_Your assignment_: Pick out the lines below with "true" and list them.

-------- Study material --------

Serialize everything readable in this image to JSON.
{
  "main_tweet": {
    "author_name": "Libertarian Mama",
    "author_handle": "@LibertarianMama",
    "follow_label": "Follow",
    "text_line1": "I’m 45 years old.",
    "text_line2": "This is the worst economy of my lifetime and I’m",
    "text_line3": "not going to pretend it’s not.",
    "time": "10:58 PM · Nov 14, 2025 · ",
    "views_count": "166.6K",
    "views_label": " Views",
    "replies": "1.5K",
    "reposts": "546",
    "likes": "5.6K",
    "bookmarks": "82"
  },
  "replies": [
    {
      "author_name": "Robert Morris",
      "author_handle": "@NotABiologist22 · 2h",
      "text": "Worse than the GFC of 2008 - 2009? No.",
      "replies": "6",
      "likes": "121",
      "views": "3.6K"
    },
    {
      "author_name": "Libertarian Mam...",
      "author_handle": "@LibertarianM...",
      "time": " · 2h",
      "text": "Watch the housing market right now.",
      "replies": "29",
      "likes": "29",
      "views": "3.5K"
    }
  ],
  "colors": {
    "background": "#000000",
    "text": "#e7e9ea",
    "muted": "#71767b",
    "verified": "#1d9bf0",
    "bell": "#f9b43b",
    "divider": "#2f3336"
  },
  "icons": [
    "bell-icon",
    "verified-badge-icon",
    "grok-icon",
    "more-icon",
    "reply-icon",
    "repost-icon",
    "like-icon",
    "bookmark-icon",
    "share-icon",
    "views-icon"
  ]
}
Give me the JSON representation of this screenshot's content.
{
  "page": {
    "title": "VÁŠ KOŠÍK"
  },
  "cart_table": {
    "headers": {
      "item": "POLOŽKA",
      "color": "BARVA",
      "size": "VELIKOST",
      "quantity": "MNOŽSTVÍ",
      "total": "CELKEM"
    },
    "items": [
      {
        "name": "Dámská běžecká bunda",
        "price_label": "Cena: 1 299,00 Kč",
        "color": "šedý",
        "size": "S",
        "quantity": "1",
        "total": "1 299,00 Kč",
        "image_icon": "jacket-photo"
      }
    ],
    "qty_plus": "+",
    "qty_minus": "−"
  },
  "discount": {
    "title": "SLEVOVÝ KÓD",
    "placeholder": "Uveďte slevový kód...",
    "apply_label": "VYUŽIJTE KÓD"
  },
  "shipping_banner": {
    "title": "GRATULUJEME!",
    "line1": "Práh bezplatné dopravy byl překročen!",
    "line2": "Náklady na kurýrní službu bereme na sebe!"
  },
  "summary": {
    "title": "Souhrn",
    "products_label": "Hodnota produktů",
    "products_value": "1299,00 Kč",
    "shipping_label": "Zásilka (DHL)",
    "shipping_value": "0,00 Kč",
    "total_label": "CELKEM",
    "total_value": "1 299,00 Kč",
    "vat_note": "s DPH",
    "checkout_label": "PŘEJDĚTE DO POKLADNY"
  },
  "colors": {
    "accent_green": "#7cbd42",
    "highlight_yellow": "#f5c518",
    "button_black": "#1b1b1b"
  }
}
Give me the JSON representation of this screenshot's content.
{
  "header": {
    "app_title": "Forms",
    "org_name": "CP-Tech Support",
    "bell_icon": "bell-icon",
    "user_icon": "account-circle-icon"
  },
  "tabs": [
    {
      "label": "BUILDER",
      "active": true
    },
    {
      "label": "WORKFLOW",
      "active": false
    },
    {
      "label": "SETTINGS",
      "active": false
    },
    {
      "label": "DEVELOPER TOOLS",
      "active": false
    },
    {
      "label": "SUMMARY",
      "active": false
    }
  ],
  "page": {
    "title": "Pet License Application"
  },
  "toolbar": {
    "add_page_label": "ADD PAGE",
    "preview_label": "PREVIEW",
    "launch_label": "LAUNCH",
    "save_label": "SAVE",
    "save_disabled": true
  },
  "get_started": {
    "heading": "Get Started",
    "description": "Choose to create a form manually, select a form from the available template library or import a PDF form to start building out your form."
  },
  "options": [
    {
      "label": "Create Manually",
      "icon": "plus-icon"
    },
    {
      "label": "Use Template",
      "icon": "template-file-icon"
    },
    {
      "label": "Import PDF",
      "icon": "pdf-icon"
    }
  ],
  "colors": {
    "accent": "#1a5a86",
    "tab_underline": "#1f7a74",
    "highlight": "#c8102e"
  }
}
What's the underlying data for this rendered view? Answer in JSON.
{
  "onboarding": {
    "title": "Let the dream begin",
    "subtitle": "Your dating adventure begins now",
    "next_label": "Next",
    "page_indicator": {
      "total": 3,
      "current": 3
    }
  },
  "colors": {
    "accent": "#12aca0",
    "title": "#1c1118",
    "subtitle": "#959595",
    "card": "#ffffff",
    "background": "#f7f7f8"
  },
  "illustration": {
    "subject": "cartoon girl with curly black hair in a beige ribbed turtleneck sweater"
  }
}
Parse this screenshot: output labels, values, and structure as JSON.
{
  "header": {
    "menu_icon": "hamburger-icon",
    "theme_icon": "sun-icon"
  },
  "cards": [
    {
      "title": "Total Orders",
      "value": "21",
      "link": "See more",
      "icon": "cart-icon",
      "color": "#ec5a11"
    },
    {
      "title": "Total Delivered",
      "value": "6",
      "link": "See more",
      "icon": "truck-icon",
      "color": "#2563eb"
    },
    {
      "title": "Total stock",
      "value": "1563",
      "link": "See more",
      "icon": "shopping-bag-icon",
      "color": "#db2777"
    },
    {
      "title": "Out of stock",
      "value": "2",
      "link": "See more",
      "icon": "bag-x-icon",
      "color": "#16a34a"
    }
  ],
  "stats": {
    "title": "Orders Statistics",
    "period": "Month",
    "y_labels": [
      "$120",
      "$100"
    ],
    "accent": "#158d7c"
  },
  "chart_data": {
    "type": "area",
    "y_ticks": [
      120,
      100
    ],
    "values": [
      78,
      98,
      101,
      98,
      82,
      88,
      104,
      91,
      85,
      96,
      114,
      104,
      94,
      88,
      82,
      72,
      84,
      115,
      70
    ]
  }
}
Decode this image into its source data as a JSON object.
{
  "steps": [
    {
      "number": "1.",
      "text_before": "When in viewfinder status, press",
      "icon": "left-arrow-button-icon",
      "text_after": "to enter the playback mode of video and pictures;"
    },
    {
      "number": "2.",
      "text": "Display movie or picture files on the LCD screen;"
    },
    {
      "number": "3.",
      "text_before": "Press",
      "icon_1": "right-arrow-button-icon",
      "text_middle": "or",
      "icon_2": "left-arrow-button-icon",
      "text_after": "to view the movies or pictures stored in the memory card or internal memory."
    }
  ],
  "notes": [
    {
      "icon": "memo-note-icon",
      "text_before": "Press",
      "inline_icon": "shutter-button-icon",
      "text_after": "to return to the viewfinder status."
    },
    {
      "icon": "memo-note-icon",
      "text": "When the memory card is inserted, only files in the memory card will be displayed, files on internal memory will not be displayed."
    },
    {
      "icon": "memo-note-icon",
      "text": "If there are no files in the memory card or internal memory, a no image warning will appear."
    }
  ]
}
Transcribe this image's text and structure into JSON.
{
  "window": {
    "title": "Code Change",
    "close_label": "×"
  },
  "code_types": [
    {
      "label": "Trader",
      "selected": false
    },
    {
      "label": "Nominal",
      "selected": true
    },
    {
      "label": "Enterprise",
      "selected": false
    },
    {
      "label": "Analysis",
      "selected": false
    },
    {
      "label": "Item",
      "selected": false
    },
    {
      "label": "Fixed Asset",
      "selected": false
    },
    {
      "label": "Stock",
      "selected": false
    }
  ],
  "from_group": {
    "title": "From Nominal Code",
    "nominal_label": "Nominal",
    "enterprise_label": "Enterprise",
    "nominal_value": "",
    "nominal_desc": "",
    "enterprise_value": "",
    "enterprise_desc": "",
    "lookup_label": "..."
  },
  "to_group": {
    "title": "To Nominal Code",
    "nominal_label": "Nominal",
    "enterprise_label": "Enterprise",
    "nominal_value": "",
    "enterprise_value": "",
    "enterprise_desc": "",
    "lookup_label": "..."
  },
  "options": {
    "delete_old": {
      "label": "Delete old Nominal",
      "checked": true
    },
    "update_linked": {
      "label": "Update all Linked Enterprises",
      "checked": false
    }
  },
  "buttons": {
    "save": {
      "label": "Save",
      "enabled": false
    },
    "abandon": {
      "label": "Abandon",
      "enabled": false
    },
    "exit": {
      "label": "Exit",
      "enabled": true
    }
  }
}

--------

_Response area_:
      "active": true
    "save_disabled": true
      "selected": true
      "checked": true
      "enabled": true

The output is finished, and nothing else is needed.